The court then distinguished Henley v. Franchise Tax Board, supra, 122 Cal. App. 2d 1, and Burgess v. State, 71 Cal. App. 2d 412 [162 P.2d 855], both relied upon by plaintiffs here, by pointing out that the taxes in those cases were governed by an entirely different Canadian statute than the one pertinent to its case (and also ours), namely, the 1917 Canadian Income Tax Act. The court demonstrates that the later act, contrary to the 1917 Act, expressly denies "to the non-resident taxpayer, not only the privilege of any exemption but also the benefit of any deductions or tax credits." (P. 443.) Thus, it is clear that the Canadian statute imposes a tax on gross income and not on net income.

The Clemens case dealt with the Canadian income tax paid upon the income from a Canadian trust received by a California resident. The corpus of the trust consisted of real property, stocks in Canadian corporations whose operations and places of business were all within Canada, and Canadian bonds. The trustee collected the income, paid the expenses of operating and maintaining the trust, paid Canadian income taxes, accounted to the Canadian courts and distributed a portion of the income to the California resident, first deducting therefrom 15 per cent thereof to cover the taxes imposed upon such payments by the same Canadian act under consideration here. The period of time involved is a portion of the time involved in our case. The court held that the income taxes paid for the California distributee were not "net income taxes" but "gross income" taxes within the meaning of section 18001, Revenue and Taxation Code.

2. Is Section 18001 Unconstitutional?

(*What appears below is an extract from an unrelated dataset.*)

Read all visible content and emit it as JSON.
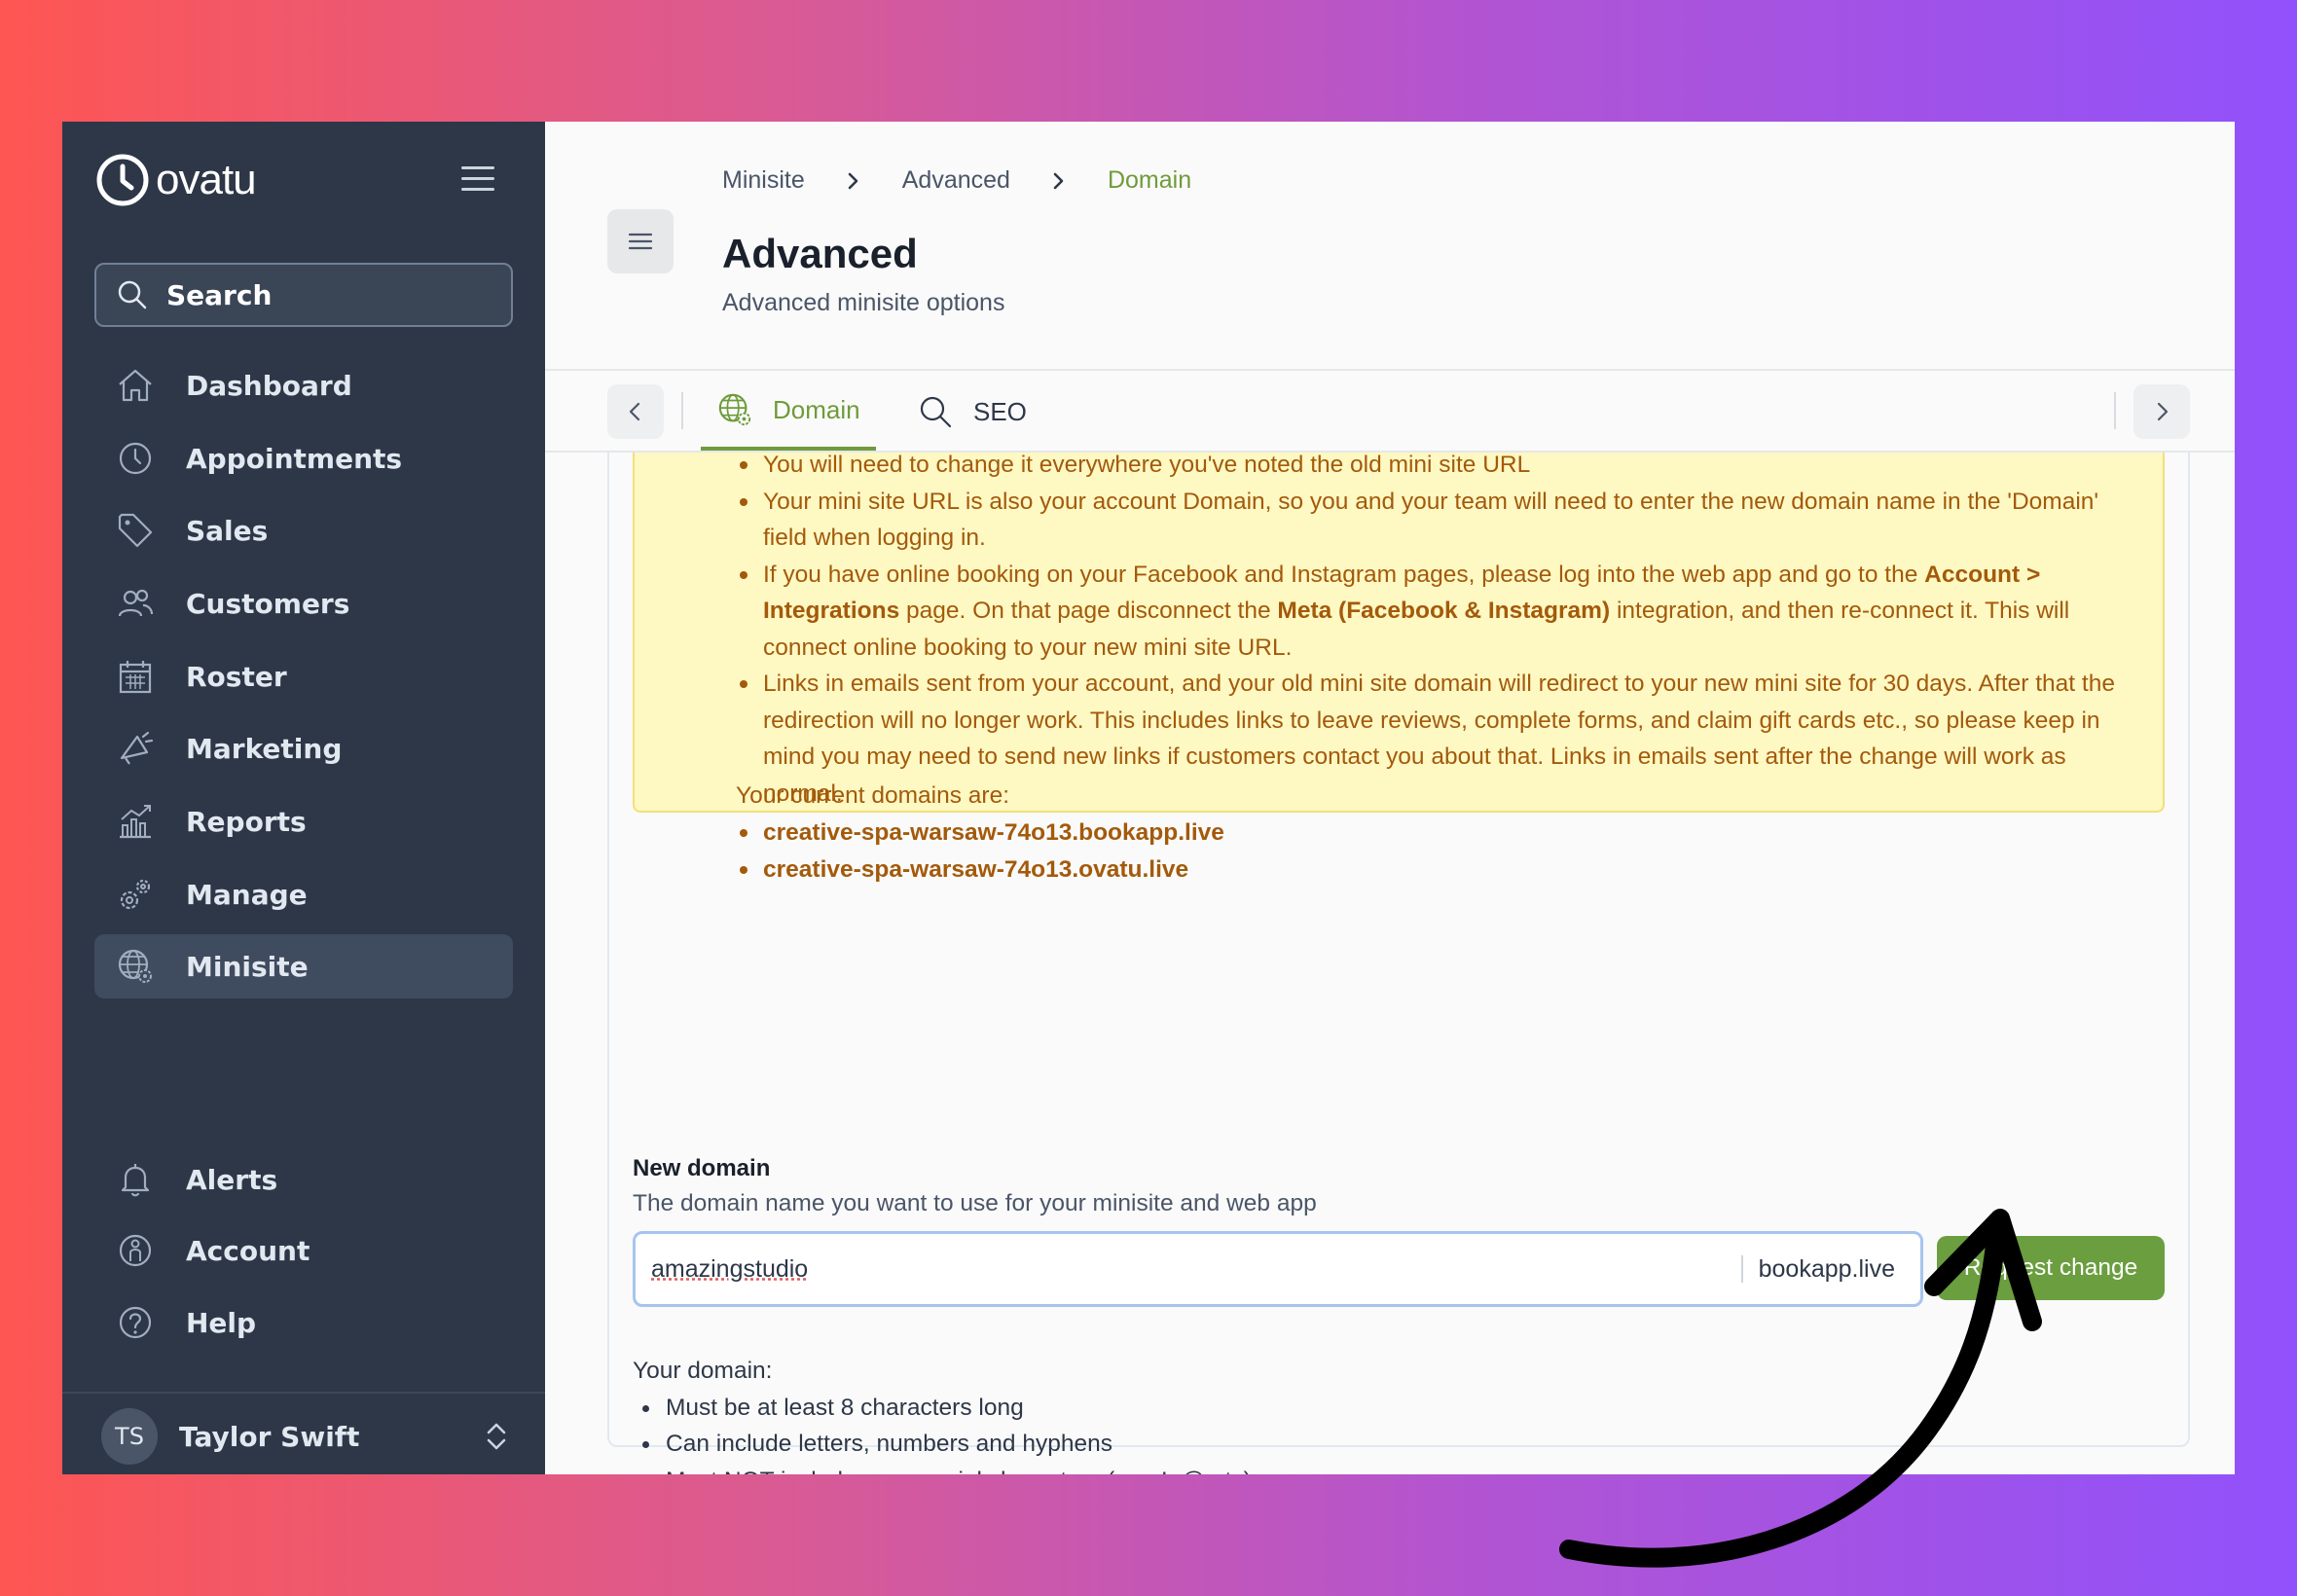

[2a] Plaintiffs contend that if the California credit provision allows a credit only for "net income taxes" and not for "gross income taxes" it deprives resident stockholders of the equal protection of the law. The legislative policy as discussed in Miller v. McColgan (1941), 17 Cal. 2d 432 [110 P.2d 419, 134 A.L.R. 1424], is to allow credit only for taxes similar to the California tax. [3] The Legislature is accorded [179 Cal. App. 2d 595] great latitude in establishing tax policy. (First Unitarian Church v. County of Los Angeles (1957), 48 Cal. 2d 419, 432 [311 P.2d 508].) [4] "It has long been settled that the power of the legislature to make classifications, particularly in the field of taxation, is very broad, and that the fourteenth amendment imposes no 'iron rule' of equal taxation." (Department of Revenue v. Warren Petroleum Corp. (1954), 2 Ill. 2d 483 [119 N.E.2d 215, 220]. See County of Los Angeles v. Southern Calif. Tel. Co. (1948), 32 Cal. 2d 378, 388-389 [196 P.2d 773].)

[2b] There is nothing unreasonable or unnatural in the Legislature limiting the allowance of the tax credit under California law to net income taxes paid to other states or countries.

Belden v. McColgan (1946), 72 Cal. App. 2d 734 [165 P.2d 702], is not applicable here. That case held that income taxes paid to New York by a California resident upon income received from his partnership in New York was entitled to be credited upon his California personal income tax. There is a basic distinction between partnership income and income in the form of dividends received by a California resident from stock in a corporation. In Miller v. McColgan, supra, 17 Cal. 2d 432, 437, the nature of a stockholder's interest is carefully analyzed. "The shares of stock are the immediate source of the income to the recipient, though the ultimate source is to be found one or more steps back in the process where the new wealth was first called into existence." The owner of shares of stock in a corporation is not the owner of the corporation's property. In a partnership the immediate source of the income is the "new wealth" which was called into existence. A partner, of course, is an owner of the partnership property. The difference in the nature of a stockholder's interest in a corporation and a partner's interest in a partnership gives rise to a difference in source of income of a California resident. Such difference constitutes a reasonable basis for distinguishing for income tax purposes income received by California residents from foreign corporations and from foreign partnerships.

Judgment affirmed.

Tobriner, J., and Duniway, J., concurred.